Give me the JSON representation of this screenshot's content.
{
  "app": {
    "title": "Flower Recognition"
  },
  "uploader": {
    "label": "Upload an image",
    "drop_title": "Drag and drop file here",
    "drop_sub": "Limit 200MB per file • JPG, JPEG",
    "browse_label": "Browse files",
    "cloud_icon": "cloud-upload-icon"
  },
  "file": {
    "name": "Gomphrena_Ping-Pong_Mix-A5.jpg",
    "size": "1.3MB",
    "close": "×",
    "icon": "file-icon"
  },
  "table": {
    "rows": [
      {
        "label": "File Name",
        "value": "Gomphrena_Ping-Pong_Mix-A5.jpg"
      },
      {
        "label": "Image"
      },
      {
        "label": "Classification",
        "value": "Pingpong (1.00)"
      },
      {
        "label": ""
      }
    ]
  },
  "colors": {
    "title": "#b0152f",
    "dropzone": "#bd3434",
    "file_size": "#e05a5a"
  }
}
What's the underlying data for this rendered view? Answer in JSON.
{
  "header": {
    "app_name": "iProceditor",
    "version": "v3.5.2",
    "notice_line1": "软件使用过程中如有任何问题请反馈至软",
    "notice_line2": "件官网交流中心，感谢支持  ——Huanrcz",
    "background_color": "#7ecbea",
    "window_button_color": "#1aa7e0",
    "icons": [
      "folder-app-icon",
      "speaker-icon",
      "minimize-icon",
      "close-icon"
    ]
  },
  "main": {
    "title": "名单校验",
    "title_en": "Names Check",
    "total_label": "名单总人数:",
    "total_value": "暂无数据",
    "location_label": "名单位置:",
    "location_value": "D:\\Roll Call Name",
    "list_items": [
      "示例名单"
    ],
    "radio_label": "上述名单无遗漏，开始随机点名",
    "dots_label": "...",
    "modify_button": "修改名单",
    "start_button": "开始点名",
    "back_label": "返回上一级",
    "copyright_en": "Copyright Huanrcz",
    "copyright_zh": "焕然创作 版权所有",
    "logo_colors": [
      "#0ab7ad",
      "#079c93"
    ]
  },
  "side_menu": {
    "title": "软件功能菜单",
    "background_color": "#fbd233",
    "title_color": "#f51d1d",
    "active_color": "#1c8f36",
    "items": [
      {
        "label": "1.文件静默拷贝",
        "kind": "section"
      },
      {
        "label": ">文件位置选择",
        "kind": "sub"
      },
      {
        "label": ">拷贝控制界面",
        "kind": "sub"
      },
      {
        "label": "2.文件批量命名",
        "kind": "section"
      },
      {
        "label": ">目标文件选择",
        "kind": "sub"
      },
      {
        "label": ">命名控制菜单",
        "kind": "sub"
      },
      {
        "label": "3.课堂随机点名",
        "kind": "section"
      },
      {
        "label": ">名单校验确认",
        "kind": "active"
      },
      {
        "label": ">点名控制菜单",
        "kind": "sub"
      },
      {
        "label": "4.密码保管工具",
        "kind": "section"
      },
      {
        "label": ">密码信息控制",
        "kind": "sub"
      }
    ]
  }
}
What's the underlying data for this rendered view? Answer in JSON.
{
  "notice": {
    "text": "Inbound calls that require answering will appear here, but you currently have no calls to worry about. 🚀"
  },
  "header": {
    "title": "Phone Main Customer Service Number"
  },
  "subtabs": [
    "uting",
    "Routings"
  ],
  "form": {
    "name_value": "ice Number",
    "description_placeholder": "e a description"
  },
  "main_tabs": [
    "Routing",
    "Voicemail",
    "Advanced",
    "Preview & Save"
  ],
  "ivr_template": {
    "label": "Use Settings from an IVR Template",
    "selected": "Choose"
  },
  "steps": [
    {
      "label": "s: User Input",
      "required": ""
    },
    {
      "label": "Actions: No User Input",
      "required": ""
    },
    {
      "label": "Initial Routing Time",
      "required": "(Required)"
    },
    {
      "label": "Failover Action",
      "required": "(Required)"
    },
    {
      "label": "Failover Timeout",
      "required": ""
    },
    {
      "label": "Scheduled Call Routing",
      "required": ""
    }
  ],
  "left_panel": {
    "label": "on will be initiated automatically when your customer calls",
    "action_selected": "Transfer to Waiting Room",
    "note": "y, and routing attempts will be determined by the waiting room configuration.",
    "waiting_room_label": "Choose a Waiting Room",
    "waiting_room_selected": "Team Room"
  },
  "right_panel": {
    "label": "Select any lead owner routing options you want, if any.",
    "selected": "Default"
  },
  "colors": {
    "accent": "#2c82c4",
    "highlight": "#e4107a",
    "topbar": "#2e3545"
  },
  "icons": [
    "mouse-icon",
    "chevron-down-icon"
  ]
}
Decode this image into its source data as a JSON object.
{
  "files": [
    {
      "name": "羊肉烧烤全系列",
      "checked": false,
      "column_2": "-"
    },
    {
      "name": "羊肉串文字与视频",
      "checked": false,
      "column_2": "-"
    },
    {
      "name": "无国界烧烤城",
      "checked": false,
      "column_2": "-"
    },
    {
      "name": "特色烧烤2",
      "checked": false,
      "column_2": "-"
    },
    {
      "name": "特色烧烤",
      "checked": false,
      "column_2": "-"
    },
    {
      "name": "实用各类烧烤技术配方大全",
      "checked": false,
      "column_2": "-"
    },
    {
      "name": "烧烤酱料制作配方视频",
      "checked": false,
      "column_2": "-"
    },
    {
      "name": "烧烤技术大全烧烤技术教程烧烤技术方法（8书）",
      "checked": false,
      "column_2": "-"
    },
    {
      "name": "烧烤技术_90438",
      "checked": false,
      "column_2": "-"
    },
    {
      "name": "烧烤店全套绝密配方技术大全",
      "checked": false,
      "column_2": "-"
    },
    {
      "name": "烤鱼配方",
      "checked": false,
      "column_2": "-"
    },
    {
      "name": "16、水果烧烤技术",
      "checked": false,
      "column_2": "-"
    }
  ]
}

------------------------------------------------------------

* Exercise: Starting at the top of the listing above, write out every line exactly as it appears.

* Answer space:
Give me the JSON representation of this screenshot's content.
{
  "app": {
    "title": "Flower Recognition"
  },
  "uploader": {
    "label": "Upload an image",
    "drop_title": "Drag and drop file here",
    "drop_sub": "Limit 200MB per file • JPG, JPEG",
    "browse_label": "Browse files",
    "cloud_icon": "cloud-upload-icon"
  },
  "file": {
    "name": "Gomphrena_Ping-Pong_Mix-A5.jpg",
    "size": "1.3MB",
    "close": "×",
    "icon": "file-icon"
  },
  "table": {
    "rows": [
      {
        "label": "File Name",
        "value": "Gomphrena_Ping-Pong_Mix-A5.jpg"
      },
      {
        "label": "Image"
      },
      {
        "label": "Classification",
        "value": "Pingpong (1.00)"
      },
      {
        "label": ""
      }
    ]
  },
  "colors": {
    "title": "#b0152f",
    "dropzone": "#bd3434",
    "file_size": "#e05a5a"
  }
}
What's the underlying data for this rendered view? Answer in JSON.
{
  "header": {
    "app_name": "iProceditor",
    "version": "v3.5.2",
    "notice_line1": "软件使用过程中如有任何问题请反馈至软",
    "notice_line2": "件官网交流中心，感谢支持  ——Huanrcz",
    "background_color": "#7ecbea",
    "window_button_color": "#1aa7e0",
    "icons": [
      "folder-app-icon",
      "speaker-icon",
      "minimize-icon",
      "close-icon"
    ]
  },
  "main": {
    "title": "名单校验",
    "title_en": "Names Check",
    "total_label": "名单总人数:",
    "total_value": "暂无数据",
    "location_label": "名单位置:",
    "location_value": "D:\\Roll Call Name",
    "list_items": [
      "示例名单"
    ],
    "radio_label": "上述名单无遗漏，开始随机点名",
    "dots_label": "...",
    "modify_button": "修改名单",
    "start_button": "开始点名",
    "back_label": "返回上一级",
    "copyright_en": "Copyright Huanrcz",
    "copyright_zh": "焕然创作 版权所有",
    "logo_colors": [
      "#0ab7ad",
      "#079c93"
    ]
  },
  "side_menu": {
    "title": "软件功能菜单",
    "background_color": "#fbd233",
    "title_color": "#f51d1d",
    "active_color": "#1c8f36",
    "items": [
      {
        "label": "1.文件静默拷贝",
        "kind": "section"
      },
      {
        "label": ">文件位置选择",
        "kind": "sub"
      },
      {
        "label": ">拷贝控制界面",
        "kind": "sub"
      },
      {
        "label": "2.文件批量命名",
        "kind": "section"
      },
      {
        "label": ">目标文件选择",
        "kind": "sub"
      },
      {
        "label": ">命名控制菜单",
        "kind": "sub"
      },
      {
        "label": "3.课堂随机点名",
        "kind": "section"
      },
      {
        "label": ">名单校验确认",
        "kind": "active"
      },
      {
        "label": ">点名控制菜单",
        "kind": "sub"
      },
      {
        "label": "4.密码保管工具",
        "kind": "section"
      },
      {
        "label": ">密码信息控制",
        "kind": "sub"
      }
    ]
  }
}
What's the underlying data for this rendered view? Answer in JSON.
{
  "notice": {
    "text": "Inbound calls that require answering will appear here, but you currently have no calls to worry about. 🚀"
  },
  "header": {
    "title": "Phone Main Customer Service Number"
  },
  "subtabs": [
    "uting",
    "Routings"
  ],
  "form": {
    "name_value": "ice Number",
    "description_placeholder": "e a description"
  },
  "main_tabs": [
    "Routing",
    "Voicemail",
    "Advanced",
    "Preview & Save"
  ],
  "ivr_template": {
    "label": "Use Settings from an IVR Template",
    "selected": "Choose"
  },
  "steps": [
    {
      "label": "s: User Input",
      "required": ""
    },
    {
      "label": "Actions: No User Input",
      "required": ""
    },
    {
      "label": "Initial Routing Time",
      "required": "(Required)"
    },
    {
      "label": "Failover Action",
      "required": "(Required)"
    },
    {
      "label": "Failover Timeout",
      "required": ""
    },
    {
      "label": "Scheduled Call Routing",
      "required": ""
    }
  ],
  "left_panel": {
    "label": "on will be initiated automatically when your customer calls",
    "action_selected": "Transfer to Waiting Room",
    "note": "y, and routing attempts will be determined by the waiting room configuration.",
    "waiting_room_label": "Choose a Waiting Room",
    "waiting_room_selected": "Team Room"
  },
  "right_panel": {
    "label": "Select any lead owner routing options you want, if any.",
    "selected": "Default"
  },
  "colors": {
    "accent": "#2c82c4",
    "highlight": "#e4107a",
    "topbar": "#2e3545"
  },
  "icons": [
    "mouse-icon",
    "chevron-down-icon"
  ]
}
Decode this image into its source data as a JSON object.
{
  "files": [
    {
      "name": "羊肉烧烤全系列",
      "checked": false,
      "column_2": "-"
    },
    {
      "name": "羊肉串文字与视频",
      "checked": false,
      "column_2": "-"
    },
    {
      "name": "无国界烧烤城",
      "checked": false,
      "column_2": "-"
    },
    {
      "name": "特色烧烤2",
      "checked": false,
      "column_2": "-"
    },
    {
      "name": "特色烧烤",
      "checked": false,
      "column_2": "-"
    },
    {
      "name": "实用各类烧烤技术配方大全",
      "checked": false,
      "column_2": "-"
    },
    {
      "name": "烧烤酱料制作配方视频",
      "checked": false,
      "column_2": "-"
    },
    {
      "name": "烧烤技术大全烧烤技术教程烧烤技术方法（8书）",
      "checked": false,
      "column_2": "-"
    },
    {
      "name": "烧烤技术_90438",
      "checked": false,
      "column_2": "-"
    },
    {
      "name": "烧烤店全套绝密配方技术大全",
      "checked": false,
      "column_2": "-"
    },
    {
      "name": "烤鱼配方",
      "checked": false,
      "column_2": "-"
    },
    {
      "name": "16、水果烧烤技术",
      "checked": false,
      "column_2": "-"
    }
  ]
}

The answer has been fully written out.